=== WORK REQUEST ===
Could you output each record below exactly as it stands and leave the pictures out?
_ _ _ _ _
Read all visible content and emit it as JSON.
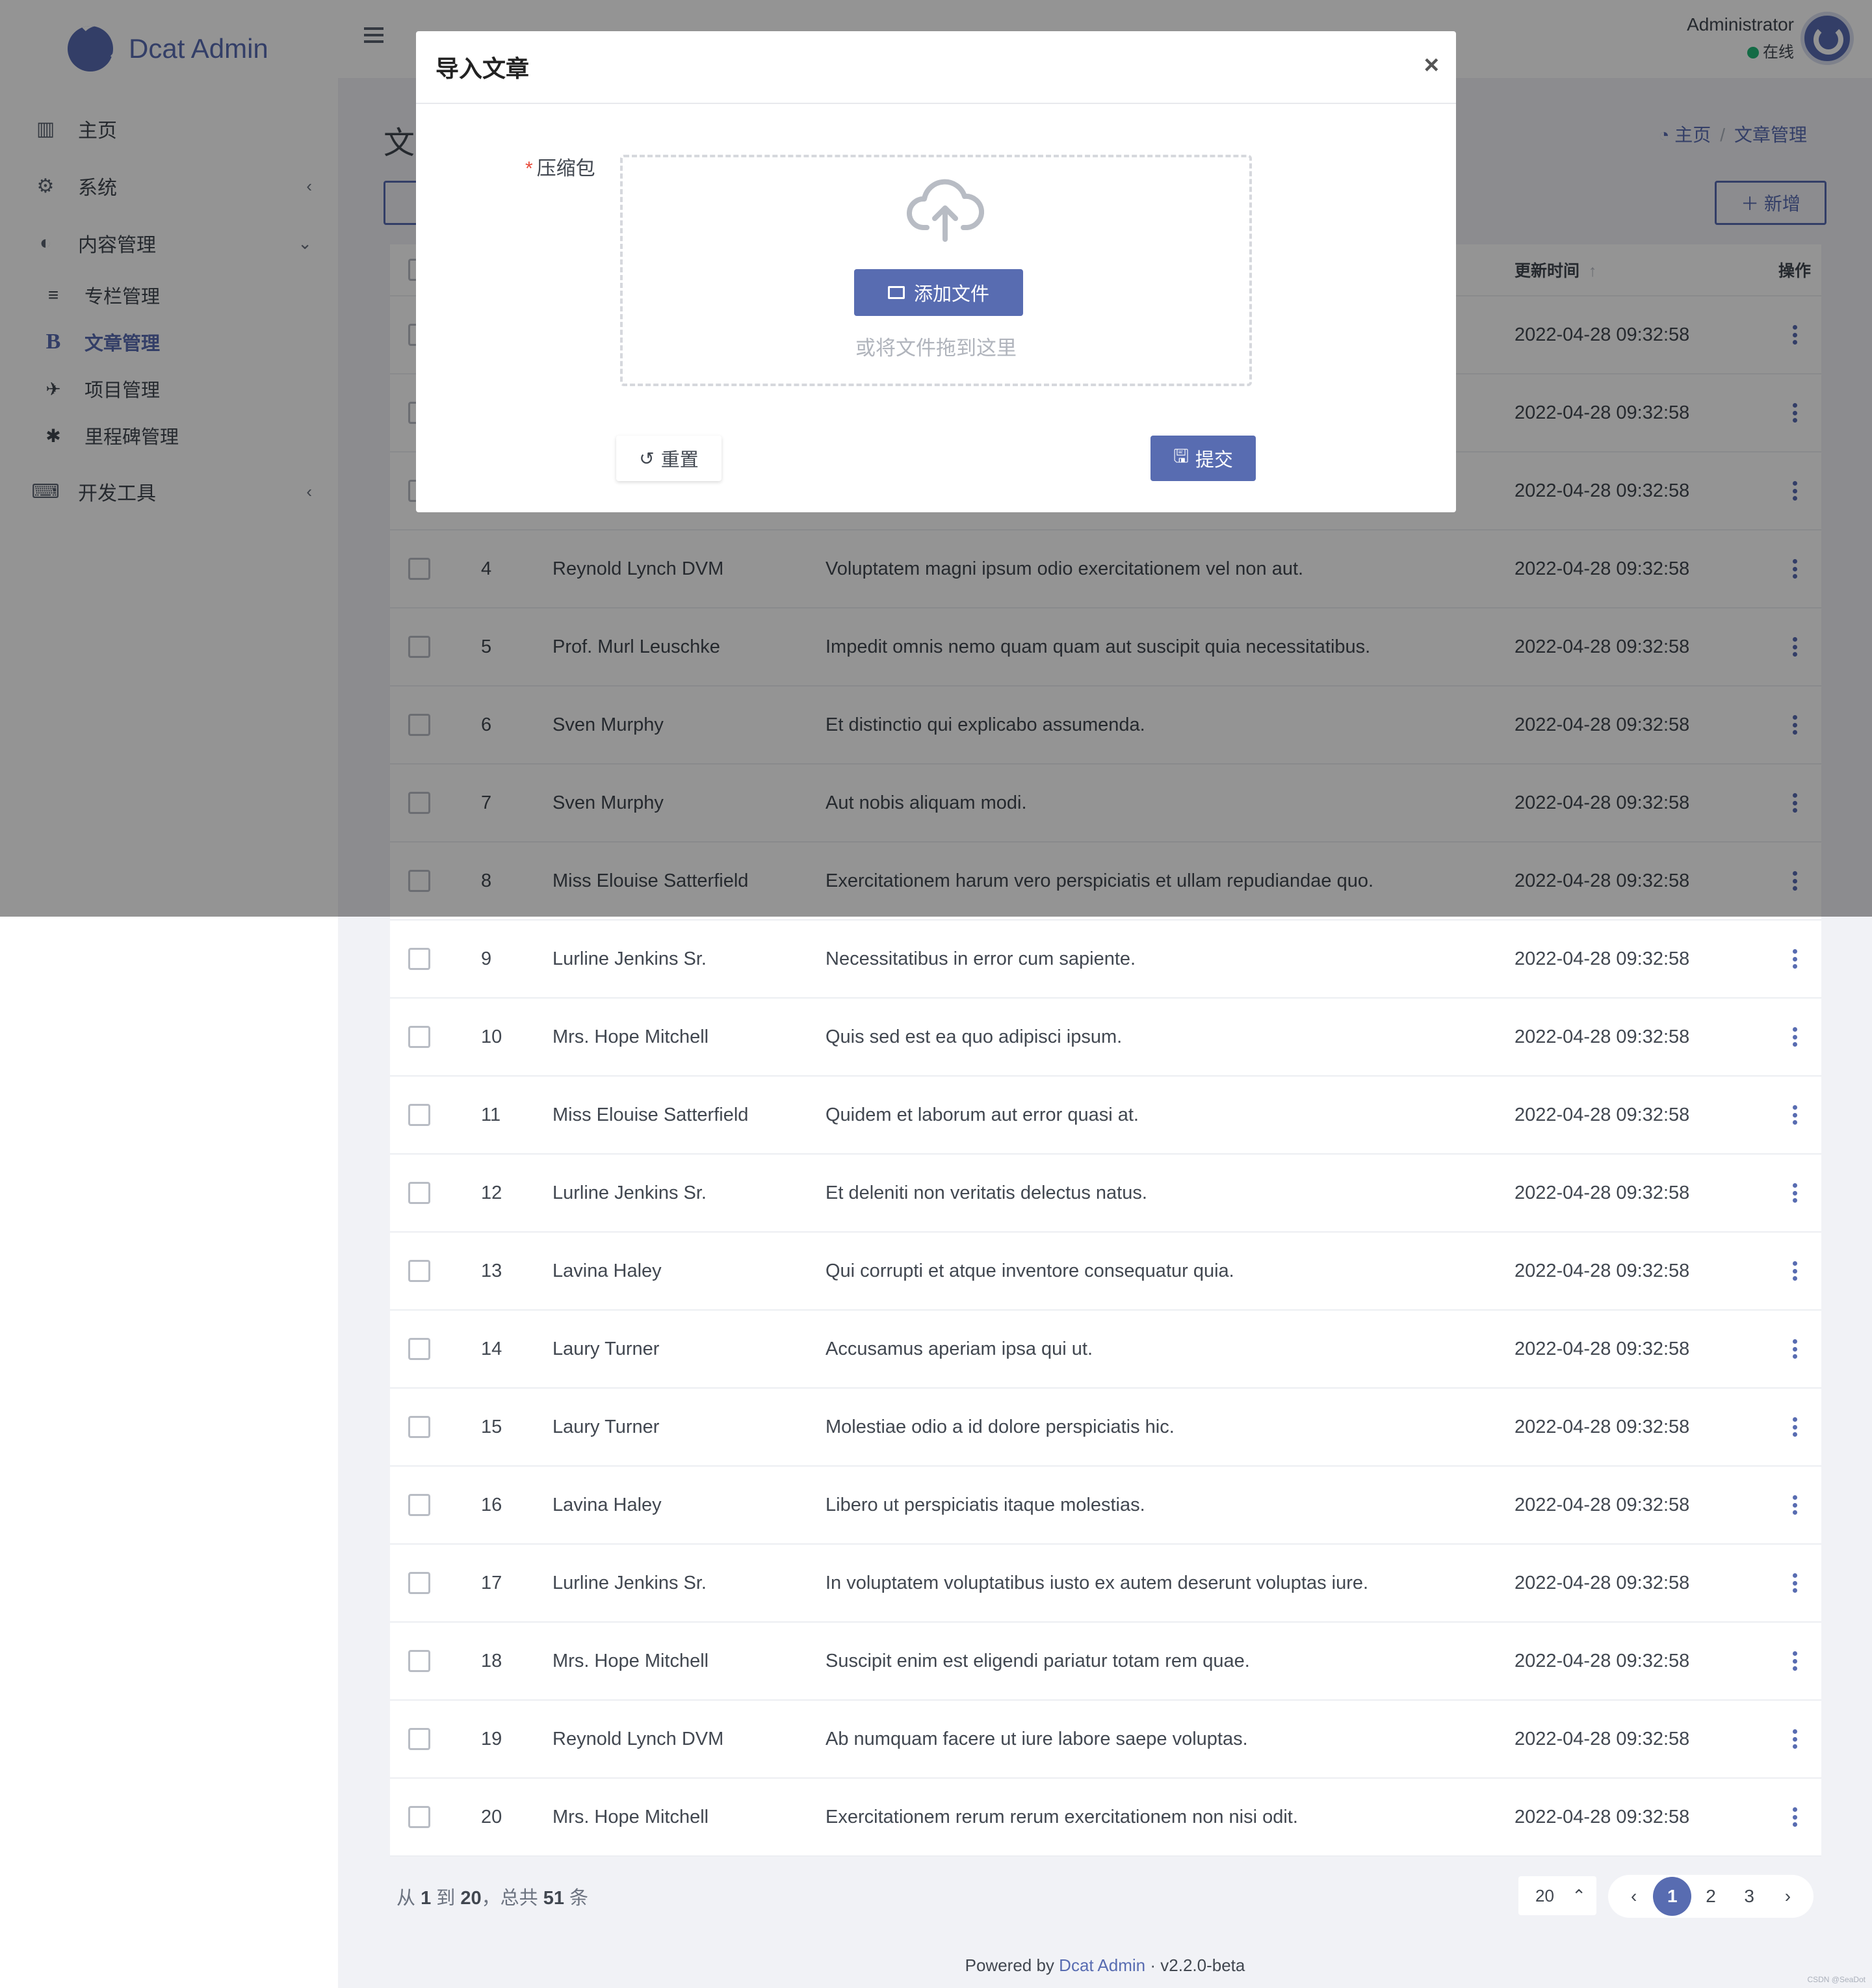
{
  "brand": {
    "name": "Dcat Admin"
  },
  "sidebar": {
    "items": [
      {
        "icon": "bar-chart-icon",
        "glyph": "▥",
        "label": "主页"
      },
      {
        "icon": "gear-icon",
        "glyph": "⚙",
        "label": "系统",
        "chevron": "‹"
      },
      {
        "icon": "contrast-icon",
        "glyph": "◐",
        "label": "内容管理",
        "chevron": "⌄"
      }
    ],
    "sub_items": [
      {
        "icon": "list-icon",
        "glyph": "≡",
        "label": "专栏管理"
      },
      {
        "icon": "bold-b-icon",
        "glyph": "B",
        "label": "文章管理"
      },
      {
        "icon": "project-icon",
        "glyph": "✈",
        "label": "项目管理"
      },
      {
        "icon": "asterisk-icon",
        "glyph": "✱",
        "label": "里程碑管理"
      }
    ],
    "dev_tools": {
      "icon": "keyboard-icon",
      "glyph": "⌨",
      "label": "开发工具",
      "chevron": "‹"
    }
  },
  "header": {
    "user_name": "Administrator",
    "user_status": "在线"
  },
  "page": {
    "title": "文",
    "breadcrumb": {
      "home": "主页",
      "current": "文章管理",
      "sep": "/"
    },
    "new_button": "＋ 新增"
  },
  "table": {
    "headers": {
      "time": "更新时间",
      "time_sort": "↑",
      "actions": "操作"
    },
    "rows": [
      {
        "id": "",
        "author": "",
        "title": "",
        "time": "2022-04-28 09:32:58"
      },
      {
        "id": "",
        "author": "",
        "title": "",
        "time": "2022-04-28 09:32:58"
      },
      {
        "id": "",
        "author": "",
        "title": "",
        "time": "2022-04-28 09:32:58"
      },
      {
        "id": "4",
        "author": "Reynold Lynch DVM",
        "title": "Voluptatem magni ipsum odio exercitationem vel non aut.",
        "time": "2022-04-28 09:32:58"
      },
      {
        "id": "5",
        "author": "Prof. Murl Leuschke",
        "title": "Impedit omnis nemo quam quam aut suscipit quia necessitatibus.",
        "time": "2022-04-28 09:32:58"
      },
      {
        "id": "6",
        "author": "Sven Murphy",
        "title": "Et distinctio qui explicabo assumenda.",
        "time": "2022-04-28 09:32:58"
      },
      {
        "id": "7",
        "author": "Sven Murphy",
        "title": "Aut nobis aliquam modi.",
        "time": "2022-04-28 09:32:58"
      },
      {
        "id": "8",
        "author": "Miss Elouise Satterfield",
        "title": "Exercitationem harum vero perspiciatis et ullam repudiandae quo.",
        "time": "2022-04-28 09:32:58"
      },
      {
        "id": "9",
        "author": "Lurline Jenkins Sr.",
        "title": "Necessitatibus in error cum sapiente.",
        "time": "2022-04-28 09:32:58"
      },
      {
        "id": "10",
        "author": "Mrs. Hope Mitchell",
        "title": "Quis sed est ea quo adipisci ipsum.",
        "time": "2022-04-28 09:32:58"
      },
      {
        "id": "11",
        "author": "Miss Elouise Satterfield",
        "title": "Quidem et laborum aut error quasi at.",
        "time": "2022-04-28 09:32:58"
      },
      {
        "id": "12",
        "author": "Lurline Jenkins Sr.",
        "title": "Et deleniti non veritatis delectus natus.",
        "time": "2022-04-28 09:32:58"
      },
      {
        "id": "13",
        "author": "Lavina Haley",
        "title": "Qui corrupti et atque inventore consequatur quia.",
        "time": "2022-04-28 09:32:58"
      },
      {
        "id": "14",
        "author": "Laury Turner",
        "title": "Accusamus aperiam ipsa qui ut.",
        "time": "2022-04-28 09:32:58"
      },
      {
        "id": "15",
        "author": "Laury Turner",
        "title": "Molestiae odio a id dolore perspiciatis hic.",
        "time": "2022-04-28 09:32:58"
      },
      {
        "id": "16",
        "author": "Lavina Haley",
        "title": "Libero ut perspiciatis itaque molestias.",
        "time": "2022-04-28 09:32:58"
      },
      {
        "id": "17",
        "author": "Lurline Jenkins Sr.",
        "title": "In voluptatem voluptatibus iusto ex autem deserunt voluptas iure.",
        "time": "2022-04-28 09:32:58"
      },
      {
        "id": "18",
        "author": "Mrs. Hope Mitchell",
        "title": "Suscipit enim est eligendi pariatur totam rem quae.",
        "time": "2022-04-28 09:32:58"
      },
      {
        "id": "19",
        "author": "Reynold Lynch DVM",
        "title": "Ab numquam facere ut iure labore saepe voluptas.",
        "time": "2022-04-28 09:32:58"
      },
      {
        "id": "20",
        "author": "Mrs. Hope Mitchell",
        "title": "Exercitationem rerum rerum exercitationem non nisi odit.",
        "time": "2022-04-28 09:32:58"
      }
    ]
  },
  "pagination": {
    "summary_prefix": "从",
    "from": "1",
    "to_word": "到",
    "to": "20",
    "total_prefix": "，总共",
    "total": "51",
    "unit": "条",
    "per_page": "20",
    "per_page_arrow": "⌃",
    "prev": "‹",
    "next": "›",
    "pages": [
      "1",
      "2",
      "3"
    ],
    "current_page": "1"
  },
  "footer": {
    "powered_by": "Powered by",
    "link": "Dcat Admin",
    "dot": "·",
    "version": "v2.2.0-beta",
    "corner": "CSDN @SeaDot"
  },
  "modal": {
    "title": "导入文章",
    "close": "×",
    "field_label": "压缩包",
    "required_mark": "*",
    "add_file": "添加文件",
    "drop_hint": "或将文件拖到这里",
    "reset": "重置",
    "reset_icon": "↺",
    "submit": "提交",
    "submit_icon": "🖫"
  },
  "colors": {
    "accent": "#586cb1",
    "online": "#21b978",
    "required": "#e74c3c",
    "overlay": "rgba(0,0,0,0.42)"
  }
}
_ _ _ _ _
=== ANSWER FOR THIS EXERCISE ===
Read all visible content and emit it as JSON.
{
  "brand": {
    "name": "Dcat Admin"
  },
  "sidebar": {
    "items": [
      {
        "icon": "bar-chart-icon",
        "glyph": "▥",
        "label": "主页"
      },
      {
        "icon": "gear-icon",
        "glyph": "⚙",
        "label": "系统",
        "chevron": "‹"
      },
      {
        "icon": "contrast-icon",
        "glyph": "◐",
        "label": "内容管理",
        "chevron": "⌄"
      }
    ],
    "sub_items": [
      {
        "icon": "list-icon",
        "glyph": "≡",
        "label": "专栏管理"
      },
      {
        "icon": "bold-b-icon",
        "glyph": "B",
        "label": "文章管理"
      },
      {
        "icon": "project-icon",
        "glyph": "✈",
        "label": "项目管理"
      },
      {
        "icon": "asterisk-icon",
        "glyph": "✱",
        "label": "里程碑管理"
      }
    ],
    "dev_tools": {
      "icon": "keyboard-icon",
      "glyph": "⌨",
      "label": "开发工具",
      "chevron": "‹"
    }
  },
  "header": {
    "user_name": "Administrator",
    "user_status": "在线"
  },
  "page": {
    "title": "文",
    "breadcrumb": {
      "home": "主页",
      "current": "文章管理",
      "sep": "/"
    },
    "new_button": "＋ 新增"
  },
  "table": {
    "headers": {
      "time": "更新时间",
      "time_sort": "↑",
      "actions": "操作"
    },
    "rows": [
      {
        "id": "",
        "author": "",
        "title": "",
        "time": "2022-04-28 09:32:58"
      },
      {
        "id": "",
        "author": "",
        "title": "",
        "time": "2022-04-28 09:32:58"
      },
      {
        "id": "",
        "author": "",
        "title": "",
        "time": "2022-04-28 09:32:58"
      },
      {
        "id": "4",
        "author": "Reynold Lynch DVM",
        "title": "Voluptatem magni ipsum odio exercitationem vel non aut.",
        "time": "2022-04-28 09:32:58"
      },
      {
        "id": "5",
        "author": "Prof. Murl Leuschke",
        "title": "Impedit omnis nemo quam quam aut suscipit quia necessitatibus.",
        "time": "2022-04-28 09:32:58"
      },
      {
        "id": "6",
        "author": "Sven Murphy",
        "title": "Et distinctio qui explicabo assumenda.",
        "time": "2022-04-28 09:32:58"
      },
      {
        "id": "7",
        "author": "Sven Murphy",
        "title": "Aut nobis aliquam modi.",
        "time": "2022-04-28 09:32:58"
      },
      {
        "id": "8",
        "author": "Miss Elouise Satterfield",
        "title": "Exercitationem harum vero perspiciatis et ullam repudiandae quo.",
        "time": "2022-04-28 09:32:58"
      },
      {
        "id": "9",
        "author": "Lurline Jenkins Sr.",
        "title": "Necessitatibus in error cum sapiente.",
        "time": "2022-04-28 09:32:58"
      },
      {
        "id": "10",
        "author": "Mrs. Hope Mitchell",
        "title": "Quis sed est ea quo adipisci ipsum.",
        "time": "2022-04-28 09:32:58"
      },
      {
        "id": "11",
        "author": "Miss Elouise Satterfield",
        "title": "Quidem et laborum aut error quasi at.",
        "time": "2022-04-28 09:32:58"
      },
      {
        "id": "12",
        "author": "Lurline Jenkins Sr.",
        "title": "Et deleniti non veritatis delectus natus.",
        "time": "2022-04-28 09:32:58"
      },
      {
        "id": "13",
        "author": "Lavina Haley",
        "title": "Qui corrupti et atque inventore consequatur quia.",
        "time": "2022-04-28 09:32:58"
      },
      {
        "id": "14",
        "author": "Laury Turner",
        "title": "Accusamus aperiam ipsa qui ut.",
        "time": "2022-04-28 09:32:58"
      },
      {
        "id": "15",
        "author": "Laury Turner",
        "title": "Molestiae odio a id dolore perspiciatis hic.",
        "time": "2022-04-28 09:32:58"
      },
      {
        "id": "16",
        "author": "Lavina Haley",
        "title": "Libero ut perspiciatis itaque molestias.",
        "time": "2022-04-28 09:32:58"
      },
      {
        "id": "17",
        "author": "Lurline Jenkins Sr.",
        "title": "In voluptatem voluptatibus iusto ex autem deserunt voluptas iure.",
        "time": "2022-04-28 09:32:58"
      },
      {
        "id": "18",
        "author": "Mrs. Hope Mitchell",
        "title": "Suscipit enim est eligendi pariatur totam rem quae.",
        "time": "2022-04-28 09:32:58"
      },
      {
        "id": "19",
        "author": "Reynold Lynch DVM",
        "title": "Ab numquam facere ut iure labore saepe voluptas.",
        "time": "2022-04-28 09:32:58"
      },
      {
        "id": "20",
        "author": "Mrs. Hope Mitchell",
        "title": "Exercitationem rerum rerum exercitationem non nisi odit.",
        "time": "2022-04-28 09:32:58"
      }
    ]
  },
  "pagination": {
    "summary_prefix": "从",
    "from": "1",
    "to_word": "到",
    "to": "20",
    "total_prefix": "，总共",
    "total": "51",
    "unit": "条",
    "per_page": "20",
    "per_page_arrow": "⌃",
    "prev": "‹",
    "next": "›",
    "pages": [
      "1",
      "2",
      "3"
    ],
    "current_page": "1"
  },
  "footer": {
    "powered_by": "Powered by",
    "link": "Dcat Admin",
    "dot": "·",
    "version": "v2.2.0-beta",
    "corner": "CSDN @SeaDot"
  },
  "modal": {
    "title": "导入文章",
    "close": "×",
    "field_label": "压缩包",
    "required_mark": "*",
    "add_file": "添加文件",
    "drop_hint": "或将文件拖到这里",
    "reset": "重置",
    "reset_icon": "↺",
    "submit": "提交",
    "submit_icon": "🖫"
  },
  "colors": {
    "accent": "#586cb1",
    "online": "#21b978",
    "required": "#e74c3c",
    "overlay": "rgba(0,0,0,0.42)"
  }
}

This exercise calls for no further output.